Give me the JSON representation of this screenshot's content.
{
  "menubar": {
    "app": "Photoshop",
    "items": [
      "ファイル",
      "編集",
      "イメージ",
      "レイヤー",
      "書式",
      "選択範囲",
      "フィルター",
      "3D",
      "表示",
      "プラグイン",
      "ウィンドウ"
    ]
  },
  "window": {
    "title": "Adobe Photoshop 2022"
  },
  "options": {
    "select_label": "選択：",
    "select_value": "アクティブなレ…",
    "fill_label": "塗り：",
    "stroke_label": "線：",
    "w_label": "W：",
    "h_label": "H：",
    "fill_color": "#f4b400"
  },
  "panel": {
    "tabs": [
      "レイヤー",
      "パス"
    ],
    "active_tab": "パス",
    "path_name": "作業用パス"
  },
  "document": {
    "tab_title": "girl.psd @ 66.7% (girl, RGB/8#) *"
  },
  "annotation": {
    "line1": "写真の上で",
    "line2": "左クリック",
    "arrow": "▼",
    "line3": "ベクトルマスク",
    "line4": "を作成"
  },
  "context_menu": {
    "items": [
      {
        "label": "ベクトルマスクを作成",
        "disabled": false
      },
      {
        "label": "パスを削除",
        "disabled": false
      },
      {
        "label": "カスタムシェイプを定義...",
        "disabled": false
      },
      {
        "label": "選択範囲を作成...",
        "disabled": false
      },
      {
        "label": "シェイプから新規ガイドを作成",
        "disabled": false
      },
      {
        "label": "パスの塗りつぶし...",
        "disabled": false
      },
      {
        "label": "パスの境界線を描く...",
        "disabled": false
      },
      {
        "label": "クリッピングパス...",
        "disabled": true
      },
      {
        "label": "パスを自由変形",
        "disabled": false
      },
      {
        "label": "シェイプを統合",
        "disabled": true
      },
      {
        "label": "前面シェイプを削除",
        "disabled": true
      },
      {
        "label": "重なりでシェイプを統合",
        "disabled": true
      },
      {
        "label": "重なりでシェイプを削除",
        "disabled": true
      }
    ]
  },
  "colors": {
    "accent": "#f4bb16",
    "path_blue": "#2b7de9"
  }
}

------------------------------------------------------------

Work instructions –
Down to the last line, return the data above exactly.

Completed exercise –
Give me the JSON representation of this screenshot's content.
{
  "menubar": {
    "app": "Photoshop",
    "items": [
      "ファイル",
      "編集",
      "イメージ",
      "レイヤー",
      "書式",
      "選択範囲",
      "フィルター",
      "3D",
      "表示",
      "プラグイン",
      "ウィンドウ"
    ]
  },
  "window": {
    "title": "Adobe Photoshop 2022"
  },
  "options": {
    "select_label": "選択：",
    "select_value": "アクティブなレ…",
    "fill_label": "塗り：",
    "stroke_label": "線：",
    "w_label": "W：",
    "h_label": "H：",
    "fill_color": "#f4b400"
  },
  "panel": {
    "tabs": [
      "レイヤー",
      "パス"
    ],
    "active_tab": "パス",
    "path_name": "作業用パス"
  },
  "document": {
    "tab_title": "girl.psd @ 66.7% (girl, RGB/8#) *"
  },
  "annotation": {
    "line1": "写真の上で",
    "line2": "左クリック",
    "arrow": "▼",
    "line3": "ベクトルマスク",
    "line4": "を作成"
  },
  "context_menu": {
    "items": [
      {
        "label": "ベクトルマスクを作成",
        "disabled": false
      },
      {
        "label": "パスを削除",
        "disabled": false
      },
      {
        "label": "カスタムシェイプを定義...",
        "disabled": false
      },
      {
        "label": "選択範囲を作成...",
        "disabled": false
      },
      {
        "label": "シェイプから新規ガイドを作成",
        "disabled": false
      },
      {
        "label": "パスの塗りつぶし...",
        "disabled": false
      },
      {
        "label": "パスの境界線を描く...",
        "disabled": false
      },
      {
        "label": "クリッピングパス...",
        "disabled": true
      },
      {
        "label": "パスを自由変形",
        "disabled": false
      },
      {
        "label": "シェイプを統合",
        "disabled": true
      },
      {
        "label": "前面シェイプを削除",
        "disabled": true
      },
      {
        "label": "重なりでシェイプを統合",
        "disabled": true
      },
      {
        "label": "重なりでシェイプを削除",
        "disabled": true
      }
    ]
  },
  "colors": {
    "accent": "#f4bb16",
    "path_blue": "#2b7de9"
  }
}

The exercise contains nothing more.